It would have turned out to be very boring. I would not have had any friends, colleagues, advisors, and teachers that I have now. I would not have learned about any cross-cultural differences among US as well as between US and Japan. I feel that I learned a lot more on my own culture, since I came to US, which is a significant experience and would not have had if I didn’t learn English.

10) In your opinion, are there more career opportunities for people who speak two or more languages?
Certainly. For any disciplines, you have a great advantage over anybody if you speak foreign languages in your field. I think you have a greater advantage if you can write/read and do presentations at a professional level.

11) What do you think you would be doing if you weren’t a Director of the Language Resource Center?
Hopefully, I’d be working with something to do with language – linguist, teacher, interpreter, translator, language textbook publishing company, and language software company…etc

12) What advice would you give to somebody who wants to have a job like yours?
Are there any specific languages they should learn? In my opinion, my job is to become a bridge between two separate fields (foreign language division and technology division). Any languages you learned would be useful for language side. If you have technology skills as well as pedagogical aspect of language learning, you would do a good job in my position.

13) Anything else you’d like to add?
Language is so interesting and considered to be one of the unique characteristics in human beings, yet it still creates cross-cultural differences among us. A person on TV once said "language is what unites us together. At the same time, it is what makes us different from one another". I understand it through my own experience of learning languages.

I have always been interested in the language even before I learned English as second language. It might be something to do with the area where I come from in Japan. Thinking of language - why people say things the way they say, why people laugh at what others say (jokes in comedy show as well as in daily conversation) - makes me so excited. These curiosities made me who I am, drew me into this field, and got me where I am at.
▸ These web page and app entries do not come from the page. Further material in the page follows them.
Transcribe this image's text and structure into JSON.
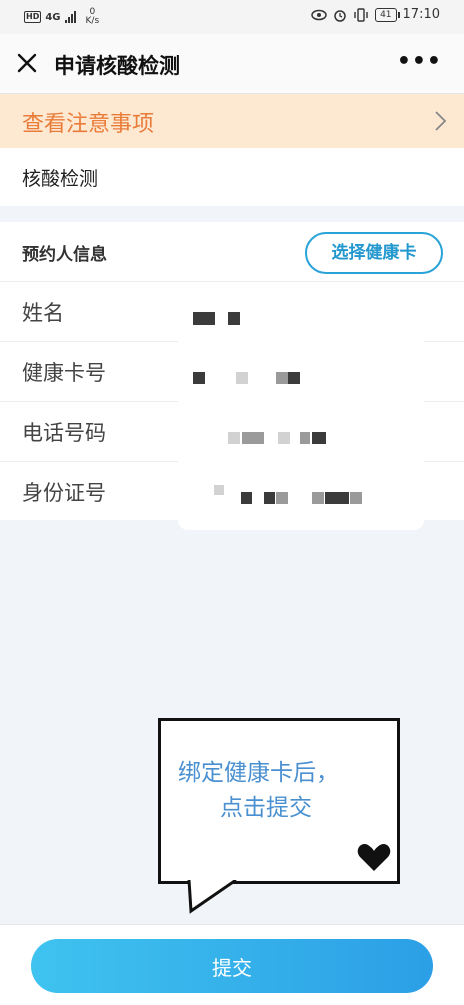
{
  "status_bar": {
    "hd": "HD",
    "network": "4G",
    "speed_value": "0",
    "speed_unit": "K/s",
    "battery": "41",
    "time": "17:10"
  },
  "nav": {
    "title": "申请核酸检测",
    "more": "•••"
  },
  "notice": {
    "text": "查看注意事项"
  },
  "test_type": {
    "label": "核酸检测"
  },
  "booker": {
    "title": "预约人信息",
    "select_button": "选择健康卡",
    "rows": [
      {
        "label": "姓名"
      },
      {
        "label": "健康卡号"
      },
      {
        "label": "电话号码"
      },
      {
        "label": "身份证号"
      }
    ]
  },
  "hint": {
    "line1": "绑定健康卡后，",
    "line2": "点击提交"
  },
  "submit": {
    "label": "提交"
  },
  "colors": {
    "notice_bg": "#fde8d2",
    "notice_text": "#e97c39",
    "accent": "#2aa3d8",
    "submit_gradient_start": "#3fc3ef",
    "submit_gradient_end": "#2c9fe6"
  }
}
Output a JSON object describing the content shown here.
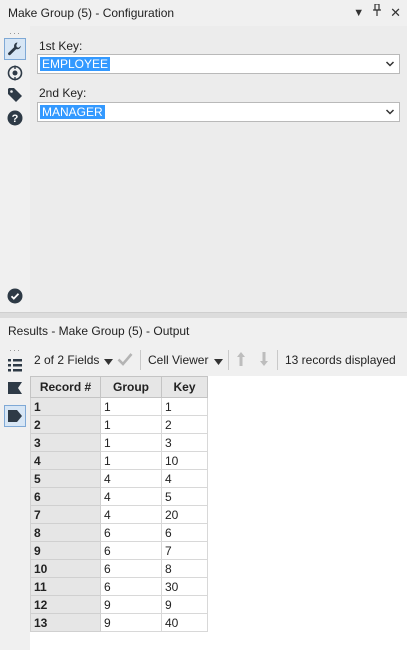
{
  "config_panel": {
    "title": "Make Group (5) - Configuration",
    "key1_label": "1st Key:",
    "key1_value": "EMPLOYEE",
    "key2_label": "2nd Key:",
    "key2_value": "MANAGER"
  },
  "results_panel": {
    "title": "Results - Make Group (5) - Output",
    "fields_selector": "2 of 2 Fields",
    "viewer_selector": "Cell Viewer",
    "records_status": "13 records displayed"
  },
  "table": {
    "headers": [
      "Record #",
      "Group",
      "Key"
    ],
    "rows": [
      [
        "1",
        "1",
        "1"
      ],
      [
        "2",
        "1",
        "2"
      ],
      [
        "3",
        "1",
        "3"
      ],
      [
        "4",
        "1",
        "10"
      ],
      [
        "5",
        "4",
        "4"
      ],
      [
        "6",
        "4",
        "5"
      ],
      [
        "7",
        "4",
        "20"
      ],
      [
        "8",
        "6",
        "6"
      ],
      [
        "9",
        "6",
        "7"
      ],
      [
        "10",
        "6",
        "8"
      ],
      [
        "11",
        "6",
        "30"
      ],
      [
        "12",
        "9",
        "9"
      ],
      [
        "13",
        "9",
        "40"
      ]
    ]
  },
  "colors": {
    "selection": "#3399ff",
    "header_bg": "#e6e6e6",
    "panel_bg": "#f0f0f0"
  },
  "icons": [
    "dropdown-arrow-icon",
    "pin-icon",
    "close-icon",
    "wrench-icon",
    "target-icon",
    "tag-icon",
    "help-icon",
    "check-circle-icon",
    "list-icon",
    "flag-icon",
    "tag-dark-icon",
    "checkmark-icon",
    "arrow-up-icon",
    "arrow-down-icon",
    "chevron-down-icon"
  ]
}
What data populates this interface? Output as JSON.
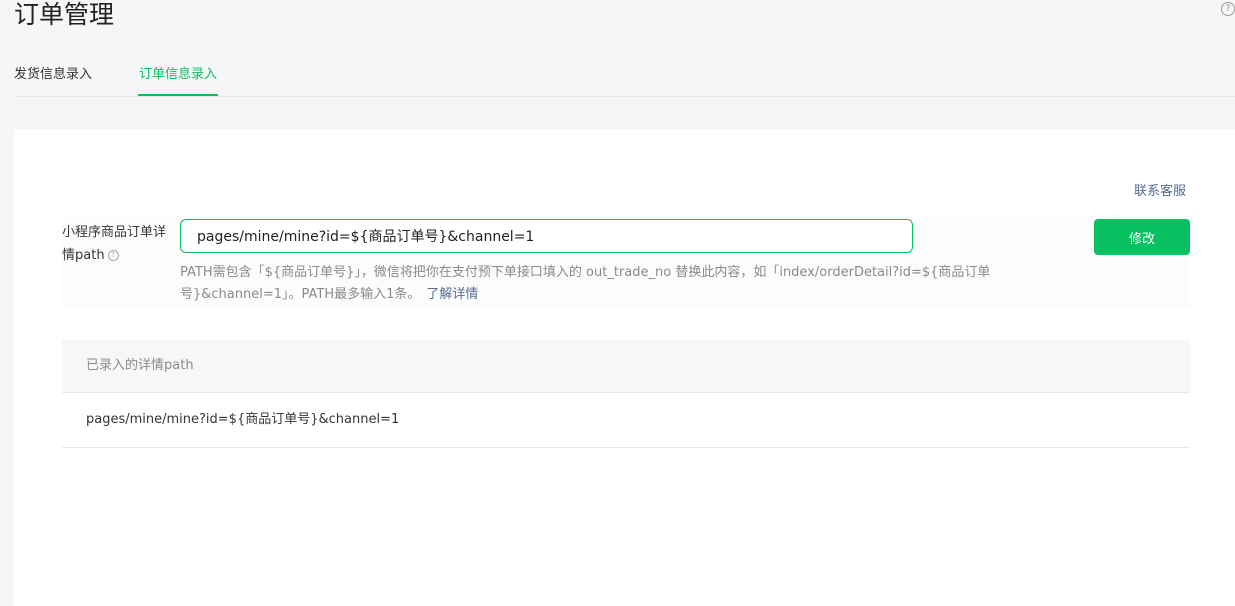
{
  "page": {
    "title": "订单管理",
    "help_symbol": "?"
  },
  "tabs": [
    {
      "label": "发货信息录入",
      "active": false
    },
    {
      "label": "订单信息录入",
      "active": true
    }
  ],
  "card": {
    "contact_link": "联系客服",
    "form": {
      "label": "小程序商品订单详情path",
      "label_help_symbol": "?",
      "input_value": "pages/mine/mine?id=${商品订单号}&channel=1",
      "modify_label": "修改",
      "tip_text": "PATH需包含「${商品订单号}」，微信将把你在支付预下单接口填入的 out_trade_no 替换此内容，如「index/orderDetail?id=${商品订单号}&channel=1」。PATH最多输入1条。",
      "learn_more": "了解详情"
    },
    "table": {
      "header": "已录入的详情path",
      "rows": [
        "pages/mine/mine?id=${商品订单号}&channel=1"
      ]
    }
  },
  "colors": {
    "accent": "#07c160",
    "link": "#576b95",
    "page_bg": "#f5f6f7"
  }
}
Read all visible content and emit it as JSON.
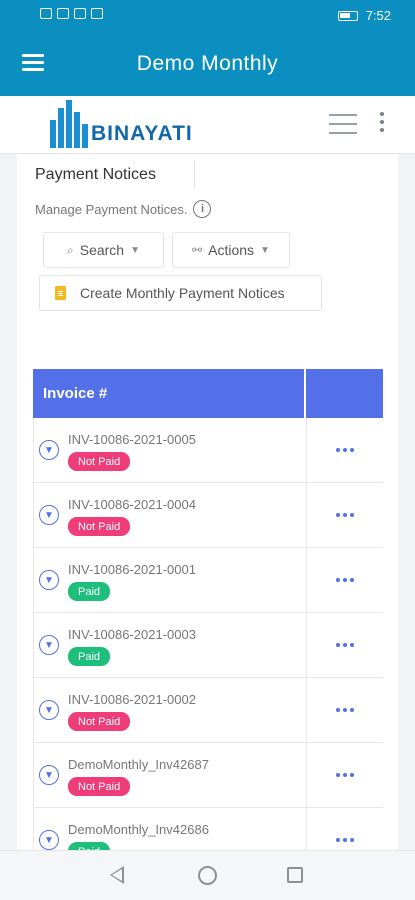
{
  "status_bar": {
    "time": "7:52"
  },
  "app_bar": {
    "title": "Demo Monthly"
  },
  "brand": {
    "logo_text": "BINAYATI"
  },
  "page": {
    "title": "Payment Notices",
    "subtitle": "Manage Payment Notices.",
    "search_label": "Search",
    "actions_label": "Actions",
    "create_label": "Create Monthly Payment Notices"
  },
  "table": {
    "header_invoice": "Invoice #",
    "rows": [
      {
        "invoice": "INV-10086-2021-0005",
        "status": "Not Paid"
      },
      {
        "invoice": "INV-10086-2021-0004",
        "status": "Not Paid"
      },
      {
        "invoice": "INV-10086-2021-0001",
        "status": "Paid"
      },
      {
        "invoice": "INV-10086-2021-0003",
        "status": "Paid"
      },
      {
        "invoice": "INV-10086-2021-0002",
        "status": "Not Paid"
      },
      {
        "invoice": "DemoMonthly_Inv42687",
        "status": "Not Paid"
      },
      {
        "invoice": "DemoMonthly_Inv42686",
        "status": "Paid"
      }
    ]
  },
  "colors": {
    "app_bar": "#0a8fc0",
    "table_header": "#5370e8",
    "not_paid": "#ee3d78",
    "paid": "#1ebf7d"
  },
  "icons": {
    "menu": "hamburger-icon",
    "info": "info-icon",
    "search": "search-icon",
    "actions": "link-icon",
    "create": "document-icon",
    "expand": "chevron-down-circle-icon",
    "more": "more-horizontal-icon"
  }
}
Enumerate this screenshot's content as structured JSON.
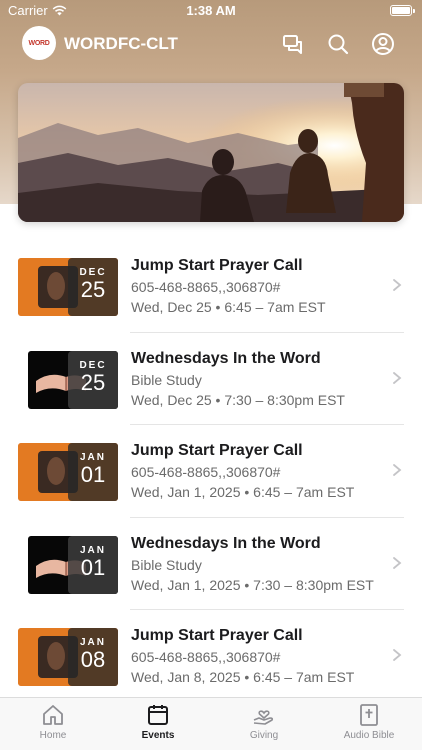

So keep your eyes and ears open to whatever you are interested in.
Thank you for giving me the opportunity for the interview.

Back to top

®2009 National Capital Language Resource Center

Home | Professional Development | Newsletter | Culture Club | Contact Us | Site Map